== Problem statement ==
From the entries, copy out every line in which the word "gear" is found.

Dataset rows for apps and sites:
-- Opening Marker --

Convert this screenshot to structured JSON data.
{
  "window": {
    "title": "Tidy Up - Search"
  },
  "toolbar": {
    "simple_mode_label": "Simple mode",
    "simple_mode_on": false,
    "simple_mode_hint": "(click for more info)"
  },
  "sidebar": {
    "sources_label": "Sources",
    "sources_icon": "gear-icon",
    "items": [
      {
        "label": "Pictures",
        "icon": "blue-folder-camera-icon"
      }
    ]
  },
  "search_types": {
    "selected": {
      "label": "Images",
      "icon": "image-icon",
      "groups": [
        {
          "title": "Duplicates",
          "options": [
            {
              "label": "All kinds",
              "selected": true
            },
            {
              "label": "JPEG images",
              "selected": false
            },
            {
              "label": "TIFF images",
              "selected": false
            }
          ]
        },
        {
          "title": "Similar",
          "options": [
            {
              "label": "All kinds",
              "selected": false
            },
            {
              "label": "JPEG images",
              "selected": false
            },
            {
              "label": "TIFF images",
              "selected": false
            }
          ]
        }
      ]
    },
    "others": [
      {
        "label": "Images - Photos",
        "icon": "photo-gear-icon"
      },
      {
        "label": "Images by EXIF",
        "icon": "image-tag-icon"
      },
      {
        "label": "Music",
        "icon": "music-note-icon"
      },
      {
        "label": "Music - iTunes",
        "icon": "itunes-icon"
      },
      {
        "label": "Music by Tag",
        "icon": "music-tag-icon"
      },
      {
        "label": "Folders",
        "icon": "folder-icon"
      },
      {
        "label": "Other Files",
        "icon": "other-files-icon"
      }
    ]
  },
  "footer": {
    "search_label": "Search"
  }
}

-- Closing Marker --

== Exercise response ==
    "sources_icon": "gear-icon",
        "icon": "photo-gear-icon"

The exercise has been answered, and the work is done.